Every entry must be set down exactly in the answer; no pictures should appear.

DATA EXTRACTS: Begin

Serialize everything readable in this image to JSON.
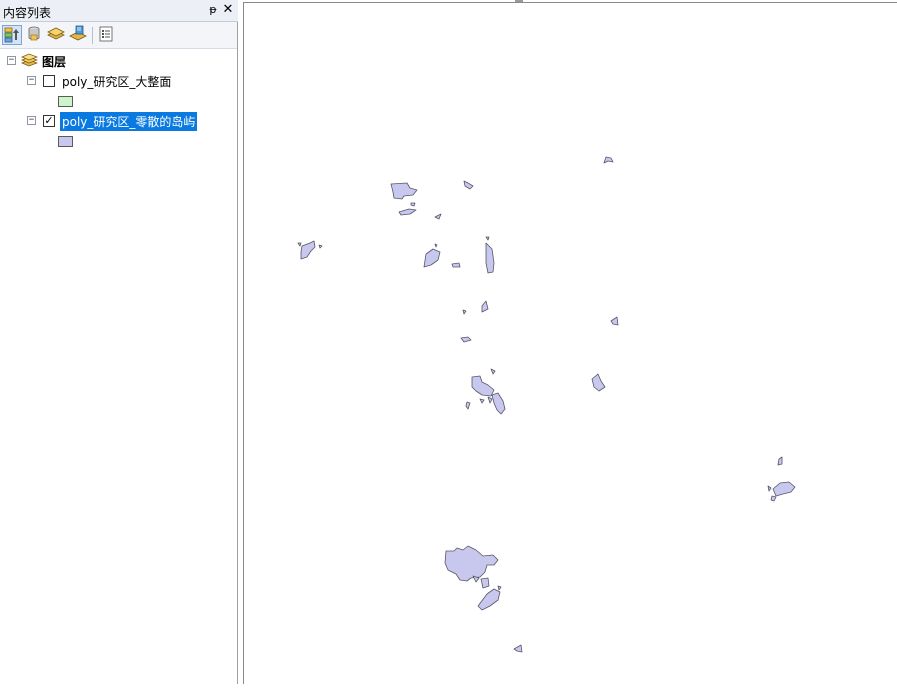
{
  "toc": {
    "title": "内容列表",
    "pin_symbol": "ᵽ",
    "close_symbol": "✕",
    "toolbar": [
      {
        "name": "list-by-drawing-order-button",
        "icon": "drawing-order-icon",
        "active": true
      },
      {
        "name": "list-by-source-button",
        "icon": "database-icon",
        "active": false
      },
      {
        "name": "list-by-visibility-button",
        "icon": "layers-visibility-icon",
        "active": false
      },
      {
        "name": "list-by-selection-button",
        "icon": "selection-layers-icon",
        "active": false
      },
      {
        "name": "options-button",
        "icon": "options-list-icon",
        "active": false
      }
    ],
    "group": {
      "label": "图层",
      "expander": "⊟"
    },
    "layers": [
      {
        "label": "poly_研究区_大整面",
        "checked": false,
        "swatch_color": "#ccf5cc",
        "selected": false
      },
      {
        "label": "poly_研究区_零散的岛屿",
        "checked": true,
        "swatch_color": "#c8c8ee",
        "selected": true
      }
    ]
  },
  "map": {
    "island_fill": "#c8c8ee",
    "island_stroke": "#555566",
    "background": "#ffffff"
  }
}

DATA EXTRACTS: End

▶ ANSWER SPACE:
Serialize everything readable in this image to JSON.
{
  "toc": {
    "title": "内容列表",
    "pin_symbol": "ᵽ",
    "close_symbol": "✕",
    "toolbar": [
      {
        "name": "list-by-drawing-order-button",
        "icon": "drawing-order-icon",
        "active": true
      },
      {
        "name": "list-by-source-button",
        "icon": "database-icon",
        "active": false
      },
      {
        "name": "list-by-visibility-button",
        "icon": "layers-visibility-icon",
        "active": false
      },
      {
        "name": "list-by-selection-button",
        "icon": "selection-layers-icon",
        "active": false
      },
      {
        "name": "options-button",
        "icon": "options-list-icon",
        "active": false
      }
    ],
    "group": {
      "label": "图层",
      "expander": "⊟"
    },
    "layers": [
      {
        "label": "poly_研究区_大整面",
        "checked": false,
        "swatch_color": "#ccf5cc",
        "selected": false
      },
      {
        "label": "poly_研究区_零散的岛屿",
        "checked": true,
        "swatch_color": "#c8c8ee",
        "selected": true
      }
    ]
  },
  "map": {
    "island_fill": "#c8c8ee",
    "island_stroke": "#555566",
    "background": "#ffffff"
  }
}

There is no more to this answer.